What to do — Throughout the listing below, copy each line containing "title".

Input data —
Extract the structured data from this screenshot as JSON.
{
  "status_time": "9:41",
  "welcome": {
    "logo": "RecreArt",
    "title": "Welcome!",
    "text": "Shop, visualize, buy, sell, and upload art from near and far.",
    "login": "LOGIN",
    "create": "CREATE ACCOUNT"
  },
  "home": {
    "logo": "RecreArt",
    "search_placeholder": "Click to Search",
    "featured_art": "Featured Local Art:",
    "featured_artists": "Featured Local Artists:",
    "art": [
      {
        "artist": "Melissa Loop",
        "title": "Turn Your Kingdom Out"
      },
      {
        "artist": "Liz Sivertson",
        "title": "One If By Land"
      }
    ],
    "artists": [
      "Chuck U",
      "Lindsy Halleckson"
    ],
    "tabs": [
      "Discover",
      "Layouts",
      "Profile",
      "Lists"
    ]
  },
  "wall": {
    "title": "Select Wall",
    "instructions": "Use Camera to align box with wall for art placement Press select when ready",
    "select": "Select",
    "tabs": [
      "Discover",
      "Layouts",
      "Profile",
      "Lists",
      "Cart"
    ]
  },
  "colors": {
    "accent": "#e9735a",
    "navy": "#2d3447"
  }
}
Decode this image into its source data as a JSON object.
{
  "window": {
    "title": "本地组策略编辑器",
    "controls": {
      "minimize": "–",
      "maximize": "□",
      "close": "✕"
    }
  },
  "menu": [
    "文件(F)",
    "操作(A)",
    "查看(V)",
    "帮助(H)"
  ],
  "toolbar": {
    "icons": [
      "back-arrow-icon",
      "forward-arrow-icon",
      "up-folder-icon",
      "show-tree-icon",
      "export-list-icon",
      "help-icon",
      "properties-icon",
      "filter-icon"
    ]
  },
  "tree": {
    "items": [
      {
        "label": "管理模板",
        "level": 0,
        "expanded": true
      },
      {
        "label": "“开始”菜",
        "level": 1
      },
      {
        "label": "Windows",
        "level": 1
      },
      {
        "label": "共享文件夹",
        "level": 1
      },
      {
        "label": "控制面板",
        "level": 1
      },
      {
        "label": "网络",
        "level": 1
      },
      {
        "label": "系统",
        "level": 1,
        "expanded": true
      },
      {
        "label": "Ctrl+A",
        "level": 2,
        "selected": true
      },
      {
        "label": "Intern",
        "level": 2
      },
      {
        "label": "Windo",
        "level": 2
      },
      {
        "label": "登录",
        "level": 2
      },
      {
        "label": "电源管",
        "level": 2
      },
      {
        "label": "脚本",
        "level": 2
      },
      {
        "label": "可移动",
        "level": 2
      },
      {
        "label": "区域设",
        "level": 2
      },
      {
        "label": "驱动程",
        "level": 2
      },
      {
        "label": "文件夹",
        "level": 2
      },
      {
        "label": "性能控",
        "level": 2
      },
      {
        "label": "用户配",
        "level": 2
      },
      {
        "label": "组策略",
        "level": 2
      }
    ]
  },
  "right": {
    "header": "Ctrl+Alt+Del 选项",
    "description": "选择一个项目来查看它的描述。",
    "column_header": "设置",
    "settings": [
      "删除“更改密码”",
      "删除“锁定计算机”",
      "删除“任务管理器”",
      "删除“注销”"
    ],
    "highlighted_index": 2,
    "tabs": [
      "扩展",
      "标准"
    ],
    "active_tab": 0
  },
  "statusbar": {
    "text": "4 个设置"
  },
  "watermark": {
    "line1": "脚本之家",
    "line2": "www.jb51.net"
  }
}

Expected answer —
    "title": "Welcome!",
        "title": "Turn Your Kingdom Out"
        "title": "One If By Land"
    "title": "Select Wall",
    "title": "本地组策略编辑器",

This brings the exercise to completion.